School Strike.
In 1962, when the NSW State Government refused to fund urgent repairs to the Our Lady of Mercy Primary School’s toilet block and
threatened to deregister the school, the entire Catholic community — lay people, religious and clergy alike — met at the
Town Hall. The conservative Catholic citizens of Goulburn determined that they would close all their local schools.
The next morning every student, in their neat Catholic school uniforms and with their Globite school-case in hand, reported to
the local government schools demanding enrolment. They were duly ushered into crowded school halls where they sat on their school-cases and completed hastily prepared worksheets. Within a few days the point was made and the Catholic schools
were reopened. A national dialogue had begun and eventually limited funding for Catholic schools was introduced by a returned Menzies government.

The subsequent election of the Whitlam government in 1972 saw the introduction of the significant and bipartisan Catholic school
funding that we enjoy today.
In 1974, the National Catholic Education Commission (NCEC) was established by the Australian Bishops to act as a peak body
to negotiate with government, among other things, on matters relating to the funding of Catholic schools. The bishops were
prescient in realising that the newly arrived bipartisan support for the funding of Catholic schools could not nor should not
ever be taken for granted. More than 40 years on, negotiating on and securing government funding continues to be a key work
of the NCEC.
In The Age newspaper of 11 February 2017, Danielle Cronin, the Acting Executive Director of the NCEC was quoted as saying:
“The outstanding issues requiring attention in the school funding model will take more than a few weeks or months to address. There is not sufficient time remaining to define, analyse and negotiate changes to the Schooling Resource Standard and
understand the implications for all schools in advance of the legislative and administrative arrangements that would be required to implement a new funding model for the 2018 school year."’


Ms Cronin confirmed these sentiments in a presentation to Catholic Secondary College
Principals several days later.

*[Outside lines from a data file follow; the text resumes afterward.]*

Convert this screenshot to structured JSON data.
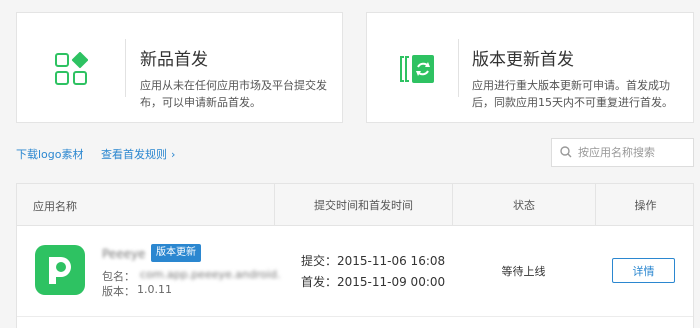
{
  "cards": {
    "new": {
      "title": "新品首发",
      "desc": "应用从未在任何应用市场及平台提交发布，可以申请新品首发。"
    },
    "update": {
      "title": "版本更新首发",
      "desc": "应用进行重大版本更新可申请。首发成功后，同款应用15天内不可重复进行首发。"
    }
  },
  "links": {
    "download_logo": "下载logo素材",
    "view_rules": "查看首发规则"
  },
  "search": {
    "placeholder": "按应用名称搜索"
  },
  "table": {
    "headers": {
      "name": "应用名称",
      "time": "提交时间和首发时间",
      "status": "状态",
      "action": "操作"
    },
    "rows": [
      {
        "app_name": "Peeeye",
        "badge": "版本更新",
        "package_label": "包名：",
        "package_value": "com.app.peeeye.android.",
        "version_label": "版本：",
        "version_value": "1.0.11",
        "submit_time": "提交：2015-11-06 16:08",
        "launch_time": "首发：2015-11-09 00:00",
        "status": "等待上线",
        "action": "详情"
      }
    ]
  },
  "colors": {
    "accent_green": "#2ec262",
    "link_blue": "#2b87d0"
  }
}
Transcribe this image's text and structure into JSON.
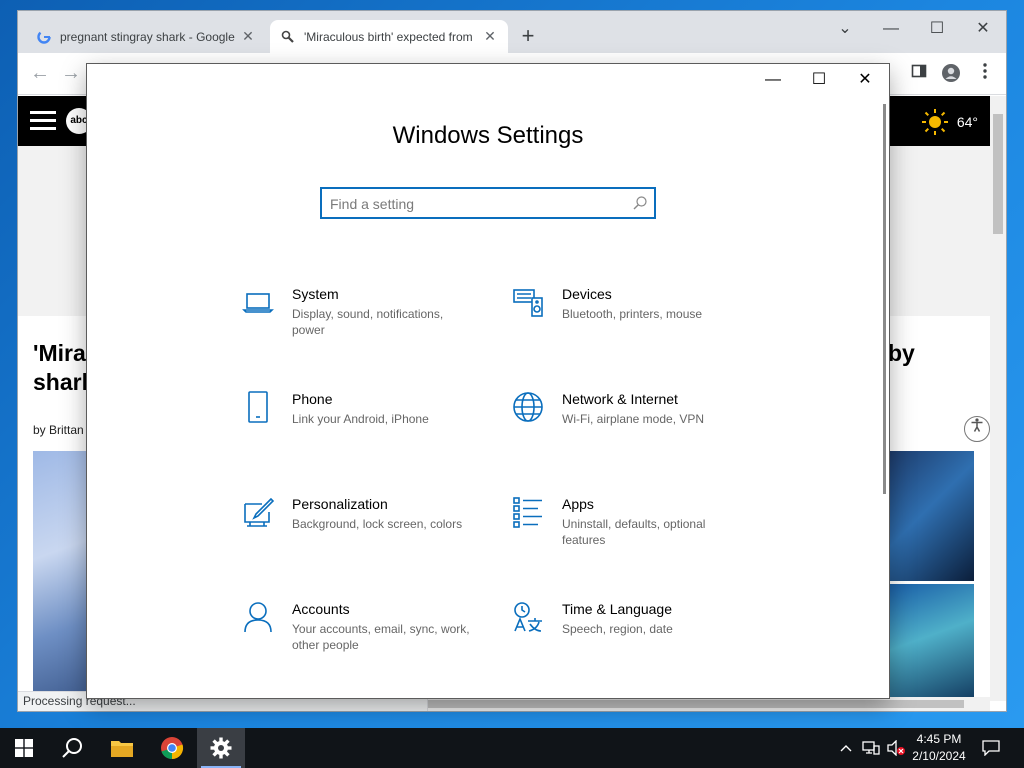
{
  "browser": {
    "tabs": [
      {
        "title": "pregnant stingray shark - Google",
        "favicon": "google-g-icon"
      },
      {
        "title": "'Miraculous birth' expected from",
        "favicon": "abc-news-icon"
      }
    ],
    "close_glyph": "✕",
    "new_tab_glyph": "+",
    "window_controls": {
      "tablist": "⌄",
      "minimize": "—",
      "maximize": "☐",
      "close": "✕"
    },
    "nav": {
      "back": "←",
      "forward": "→"
    }
  },
  "page": {
    "logo_text": "abc",
    "weather_temp": "64°",
    "headline_left_1": "'Mira",
    "headline_left_2": "shark",
    "headline_right": "by",
    "byline": "by Brittan",
    "status_text": "Processing request..."
  },
  "settings": {
    "title": "Windows Settings",
    "search_placeholder": "Find a setting",
    "controls": {
      "minimize": "—",
      "maximize": "☐",
      "close": "✕"
    },
    "categories": [
      {
        "name": "System",
        "description": "Display, sound, notifications, power",
        "icon": "laptop-icon"
      },
      {
        "name": "Devices",
        "description": "Bluetooth, printers, mouse",
        "icon": "keyboard-speaker-icon"
      },
      {
        "name": "Phone",
        "description": "Link your Android, iPhone",
        "icon": "phone-icon"
      },
      {
        "name": "Network & Internet",
        "description": "Wi-Fi, airplane mode, VPN",
        "icon": "globe-icon"
      },
      {
        "name": "Personalization",
        "description": "Background, lock screen, colors",
        "icon": "paint-brush-icon"
      },
      {
        "name": "Apps",
        "description": "Uninstall, defaults, optional features",
        "icon": "apps-list-icon"
      },
      {
        "name": "Accounts",
        "description": "Your accounts, email, sync, work, other people",
        "icon": "person-icon"
      },
      {
        "name": "Time & Language",
        "description": "Speech, region, date",
        "icon": "time-language-icon"
      }
    ]
  },
  "taskbar": {
    "apps": [
      "start-icon",
      "search-icon",
      "file-explorer-icon",
      "chrome-icon",
      "settings-gear-icon"
    ],
    "clock_time": "4:45 PM",
    "clock_date": "2/10/2024"
  },
  "colors": {
    "accent": "#0a6ebd",
    "taskbar": "#101418",
    "chrome_tabstrip": "#dee1e6"
  }
}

A further three months passed before the Federal
Government’s announcement last week of an increase in education funding in the
forthcoming budget. It is worthy of note that the announcement appears to have preceded
Federal Cabinet scrutiny and independent of consultation or agreement with the NCEC.
I simply share with you the facts:
• Catholic schools educate over 22% of Victorian children.
Catholic schools have never been fully funded by government. When both
Federal and State Government monies are combined, government supplies
between 70–75% of what it costs to educate a child in Catholic school.
• The remainder of what it costs to educate a child in a Catholic school is made
up of parent contributions.
• The cost of educating a student in a Catholic school is just 85% of what it
costs to educate a student in a government school, reflecting the high levels
of volunteerism and commitment of staff to co-curricular activities in Catholic
schools.
• The Catholic community does not seek full funding, recognising that with
parent contributions comes the right to choose.
• The right to choose from a range of educational options is a political tenant
of both sides of Australian politics.
• In the last decade the CPI has averaged less than 3%. This contrasts with
school funding increases reflecting real costs in schools of almost 5.5%.

The current Education Minister, Simon Birmingham believes that the differential funding of
Catholic versus Independent Primary schools is not defensible. That is to say, he believes the
financial capacity of average Catholic primary school parents is the same as Independent
primary school parents. Publicly available data (for example, the MySchool website) does not
support this assertion. Should the funding of each of these sectors be brought to parity, then
the likely outcome will be huge financial pressure on Catholic Primary schools.

Funding of Catholic schools must never be taken for granted. The huge saving to the public
purse which Catholic education represents needs to be constantly reinforced, let alone the
contribution that Catholic schools such as St Bernard’s make to forming good and
community-minded citizens who will contribute to a great Australia of the future.

Discere et agere
Adam Taylor
Principal

The Committee